m firstly (betrothal Zürich 25 Dec 1055, Tribur 13 Jul 1066) BERTHE de Savoie, daughter of ODDON Comte de Chablais, Marchese di Susa & his wife Adelaida Marchese di Susa (21 Sep 1051-Mainz 27 Dec 1087, bur Speyer Cathedral). The Annalista Saxo names "Bertam filiam Ottonis marchionis de Italia et Adelheidis que soror erat comitis qui agnominatus est de Monte Bardonis in Italia et Immule seu Irmingardis" as wife of King Heinrich. Her husband proposed to repudiate her in 1069, but withdrew his demand. The dispute was not finally settled until 1077 when Empress Bertha's mother intervened to prevent any repudiation in return for mediating between the emperor and Pope Gregory VII in Canossa. The Annales Sancti Diibodi record the death in 1087 of "Bertha imperatrix" and her burial "apud Moguntiam". The necrology of Regensburg St Emmeran records the death "VI Kal Jan" of "Berhta imperatrix". The necrology of Speyer records the death "VI Kal Jan" of "Bertha imperatrix".
m secondly (14 Aug 1089, divorced 1095) as her second husband, IEVPRAXIA Vsevolodovna of Kiev, widow of HEINRICH III Graf von Stade Markgraf der Nordmark, daughter of VSEVOLOD Iaroslavich Grand Prince of Kiev & his second wife Anna of the Kumans (-1 Aug or 11 Nov 1109). The Annalista Saxo names "Eupracciam filiam regis Ruscie qui in nostra lingua vocobatur Adelheid, quam postea duxit Heinricus imperator" as wife of "Heinricus marchio". She was known as ADELHEID in Germany.

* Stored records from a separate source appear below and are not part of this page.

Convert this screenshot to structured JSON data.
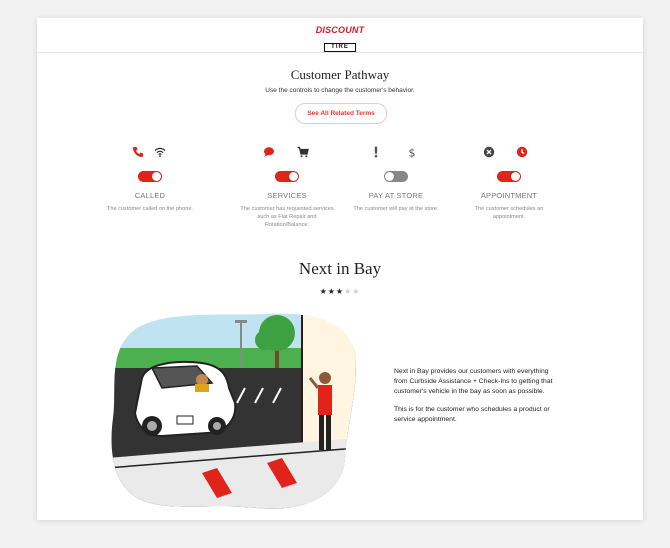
{
  "header": {
    "logo_line1": "DISCOUNT",
    "logo_line2": "TIRE"
  },
  "pathway": {
    "title": "Customer Pathway",
    "subtitle": "Use the controls to change the customer's behavior.",
    "terms_button": "See All Related Terms",
    "options": [
      {
        "label": "CALLED",
        "description": "The customer called on the phone.",
        "enabled": true,
        "icons": [
          "phone-icon",
          "wifi-icon"
        ]
      },
      {
        "label": "SERVICES",
        "description": "The customer has requested services such as Flat Repair and Rotation/Balance.",
        "enabled": true,
        "icons": [
          "chat-bubble-icon",
          "cart-icon"
        ]
      },
      {
        "label": "PAY AT STORE",
        "description": "The customer will pay at the store.",
        "enabled": false,
        "icons": [
          "exclamation-icon",
          "dollar-icon"
        ]
      },
      {
        "label": "APPOINTMENT",
        "description": "The customer schedules an appointment.",
        "enabled": true,
        "icons": [
          "close-circle-icon",
          "clock-icon"
        ]
      }
    ]
  },
  "next_in_bay": {
    "title": "Next in Bay",
    "rating": 3,
    "rating_max": 5,
    "paragraph1": "Next in Bay provides our customers with everything from Curbside Assistance + Check-Ins to getting that customer's vehicle in the bay as soon as possible.",
    "paragraph2": "This is for the customer who schedules a product or service appointment."
  },
  "colors": {
    "accent_red": "#e2231a",
    "toggle_off": "#888888"
  }
}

Contemporary chroniclers were scandalised by the alleged sexual abuses inflicted on his second wife by Emperor Heinrich III. According to Helmold of Bossau Chronica Slavorum, King Heinrich "had made a public prostitute of his wife, subjecting her by force to the lust of other men". The emperor imprisoned his wife at Verona, from where she was released in 1094 by Matilda Ctss of Tuscany. The Chronicon of Bernold records that "Praxedis reginæ" made complaints about her treatment "inauditas fornicationum spurcicias" to the synod of Konstanz in 1094 and that her separation was agreed in 1095 at the same synod. The Annales Sancti Diibodi gives lengthy details concerning her divorce. The divorce is recorded in Annalista Saxo under 1094. The empress publicly denounced her husband at the council of Piacenza, presided over by Pope Urban II from 1 Mar 1095. She became a nun at Kiev in 1095. The Primary Chronicle records that Ievpraxia daughter of Vsevolod took the veil 6 Dec 1106, and the death 10 Jul 1109 of Ievpraxia daughter of Vsevolod and her burial place.

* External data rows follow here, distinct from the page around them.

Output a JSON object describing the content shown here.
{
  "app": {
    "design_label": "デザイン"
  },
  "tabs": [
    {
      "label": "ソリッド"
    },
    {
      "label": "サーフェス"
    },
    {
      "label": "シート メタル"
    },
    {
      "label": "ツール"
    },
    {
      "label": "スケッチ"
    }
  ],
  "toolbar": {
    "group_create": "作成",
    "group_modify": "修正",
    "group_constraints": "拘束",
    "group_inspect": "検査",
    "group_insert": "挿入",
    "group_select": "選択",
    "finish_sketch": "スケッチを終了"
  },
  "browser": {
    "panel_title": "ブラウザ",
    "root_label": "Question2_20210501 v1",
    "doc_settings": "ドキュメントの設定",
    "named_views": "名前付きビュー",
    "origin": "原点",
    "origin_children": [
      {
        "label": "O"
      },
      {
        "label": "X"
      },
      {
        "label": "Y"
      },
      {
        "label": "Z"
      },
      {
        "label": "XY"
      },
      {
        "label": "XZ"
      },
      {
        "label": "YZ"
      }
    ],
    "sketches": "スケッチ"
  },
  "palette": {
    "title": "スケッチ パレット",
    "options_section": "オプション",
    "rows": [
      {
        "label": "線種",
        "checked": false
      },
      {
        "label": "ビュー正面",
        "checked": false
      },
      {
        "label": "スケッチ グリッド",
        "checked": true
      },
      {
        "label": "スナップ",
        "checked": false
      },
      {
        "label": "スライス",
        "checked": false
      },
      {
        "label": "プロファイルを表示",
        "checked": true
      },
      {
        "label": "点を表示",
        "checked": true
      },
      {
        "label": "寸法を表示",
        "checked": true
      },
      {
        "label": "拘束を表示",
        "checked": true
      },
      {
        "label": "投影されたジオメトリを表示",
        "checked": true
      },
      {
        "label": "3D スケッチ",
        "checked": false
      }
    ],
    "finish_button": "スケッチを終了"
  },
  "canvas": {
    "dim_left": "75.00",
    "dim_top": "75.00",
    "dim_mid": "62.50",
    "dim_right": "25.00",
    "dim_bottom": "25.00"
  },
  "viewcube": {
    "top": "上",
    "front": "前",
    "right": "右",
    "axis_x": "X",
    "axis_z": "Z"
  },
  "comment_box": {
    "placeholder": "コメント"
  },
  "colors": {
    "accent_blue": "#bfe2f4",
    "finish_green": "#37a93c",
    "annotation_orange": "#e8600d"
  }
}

Emperor Heinrich III & his first wife had [six] children: Adelheid, Heinrich, Agnes, Konrad, [Mathilde] and Heinrich. 1
Heinrich married Berthe de Savoie, daughter of Othon de Savoie Comte de Maurienne, Marchese di Susa and Adelaide di Susa Marchesa di Susa, on 13 Jul 1066 in Trebur, Kreis Groß-Gerau, Hessen, 65468, DE.1 (Berthe de Savoie was born on 21 Sep 1051,1 died on 27 Dec 1087 in Mainz, Rheinland-Pfalz, DE 1 and was buried in Domkirche St. Maria und St. Stephan, Speyer, 67346, DE 1.)

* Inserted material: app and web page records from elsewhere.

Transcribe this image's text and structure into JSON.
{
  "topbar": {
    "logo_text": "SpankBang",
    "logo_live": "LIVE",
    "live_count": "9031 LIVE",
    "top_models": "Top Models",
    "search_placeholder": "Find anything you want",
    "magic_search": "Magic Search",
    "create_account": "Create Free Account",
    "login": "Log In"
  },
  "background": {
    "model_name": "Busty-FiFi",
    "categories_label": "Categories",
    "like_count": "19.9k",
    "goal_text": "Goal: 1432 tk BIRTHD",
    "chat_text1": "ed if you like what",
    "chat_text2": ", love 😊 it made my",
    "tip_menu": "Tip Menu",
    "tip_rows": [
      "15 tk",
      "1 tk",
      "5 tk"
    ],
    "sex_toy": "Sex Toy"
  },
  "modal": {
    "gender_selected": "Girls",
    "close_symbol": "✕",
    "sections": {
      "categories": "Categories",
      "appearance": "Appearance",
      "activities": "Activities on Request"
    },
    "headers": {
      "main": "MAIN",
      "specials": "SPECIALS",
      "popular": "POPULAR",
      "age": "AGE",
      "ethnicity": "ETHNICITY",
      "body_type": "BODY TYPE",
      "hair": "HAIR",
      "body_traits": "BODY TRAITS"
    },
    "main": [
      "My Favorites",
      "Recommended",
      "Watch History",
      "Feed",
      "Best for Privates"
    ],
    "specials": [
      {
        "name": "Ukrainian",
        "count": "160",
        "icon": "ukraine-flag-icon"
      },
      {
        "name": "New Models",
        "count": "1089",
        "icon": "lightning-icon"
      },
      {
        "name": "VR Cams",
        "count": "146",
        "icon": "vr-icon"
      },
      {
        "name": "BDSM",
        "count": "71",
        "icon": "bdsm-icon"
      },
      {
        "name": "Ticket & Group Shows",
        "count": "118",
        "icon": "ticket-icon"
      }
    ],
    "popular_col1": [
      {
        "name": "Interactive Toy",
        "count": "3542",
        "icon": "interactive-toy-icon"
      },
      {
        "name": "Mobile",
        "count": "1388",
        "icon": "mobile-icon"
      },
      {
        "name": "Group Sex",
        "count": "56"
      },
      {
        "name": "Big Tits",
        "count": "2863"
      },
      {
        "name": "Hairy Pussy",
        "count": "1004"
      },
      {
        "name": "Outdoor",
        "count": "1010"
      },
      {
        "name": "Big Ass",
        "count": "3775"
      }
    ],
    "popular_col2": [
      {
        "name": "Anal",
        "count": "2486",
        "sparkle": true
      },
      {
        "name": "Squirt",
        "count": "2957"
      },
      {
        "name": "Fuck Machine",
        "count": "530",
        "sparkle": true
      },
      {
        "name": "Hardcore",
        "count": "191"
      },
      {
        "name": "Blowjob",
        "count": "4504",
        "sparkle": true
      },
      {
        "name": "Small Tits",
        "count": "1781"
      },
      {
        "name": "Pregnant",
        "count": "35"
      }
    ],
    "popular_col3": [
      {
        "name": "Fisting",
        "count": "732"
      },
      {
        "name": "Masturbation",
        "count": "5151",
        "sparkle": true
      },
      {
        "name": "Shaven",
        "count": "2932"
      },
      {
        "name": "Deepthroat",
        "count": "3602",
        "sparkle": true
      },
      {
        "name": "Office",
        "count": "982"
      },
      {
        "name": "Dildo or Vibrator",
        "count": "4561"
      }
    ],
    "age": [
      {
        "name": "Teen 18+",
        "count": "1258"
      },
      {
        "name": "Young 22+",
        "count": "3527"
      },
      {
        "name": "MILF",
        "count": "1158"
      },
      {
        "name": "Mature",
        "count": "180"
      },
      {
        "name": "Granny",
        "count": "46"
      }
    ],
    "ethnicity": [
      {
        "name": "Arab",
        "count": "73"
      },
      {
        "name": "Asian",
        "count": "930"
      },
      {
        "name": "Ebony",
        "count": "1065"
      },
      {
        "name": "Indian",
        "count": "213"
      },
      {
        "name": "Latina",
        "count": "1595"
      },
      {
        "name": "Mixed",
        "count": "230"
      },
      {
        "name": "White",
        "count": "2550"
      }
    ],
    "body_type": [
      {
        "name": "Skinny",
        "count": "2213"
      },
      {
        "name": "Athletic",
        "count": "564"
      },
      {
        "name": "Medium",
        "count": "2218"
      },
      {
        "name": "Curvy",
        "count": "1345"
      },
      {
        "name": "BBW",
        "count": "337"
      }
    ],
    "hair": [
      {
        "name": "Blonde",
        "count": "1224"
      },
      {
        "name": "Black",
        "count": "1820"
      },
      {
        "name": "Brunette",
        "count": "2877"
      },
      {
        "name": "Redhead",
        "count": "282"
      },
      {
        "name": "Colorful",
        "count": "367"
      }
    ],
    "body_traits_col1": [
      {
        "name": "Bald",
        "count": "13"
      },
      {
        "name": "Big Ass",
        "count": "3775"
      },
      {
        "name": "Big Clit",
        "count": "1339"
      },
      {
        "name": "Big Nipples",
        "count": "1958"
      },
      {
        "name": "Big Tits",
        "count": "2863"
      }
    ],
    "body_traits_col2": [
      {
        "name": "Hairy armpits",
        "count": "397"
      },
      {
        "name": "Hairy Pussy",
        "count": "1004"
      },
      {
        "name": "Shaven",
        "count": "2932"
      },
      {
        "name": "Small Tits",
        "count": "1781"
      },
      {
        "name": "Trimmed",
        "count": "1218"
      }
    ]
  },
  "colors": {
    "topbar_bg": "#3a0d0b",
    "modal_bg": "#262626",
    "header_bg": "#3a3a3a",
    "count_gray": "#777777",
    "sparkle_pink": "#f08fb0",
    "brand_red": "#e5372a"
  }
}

Heinrich next married Ievpraxia Vsevolodovna, daughter of Vsevolod Iaroslavich and Anna, on 14 Aug 1089.1 The marriage ended in divorce in 1095. (Ievpraxia Vsevolodovna was born about 1071 1 and died on 10 Jul 1109 1.)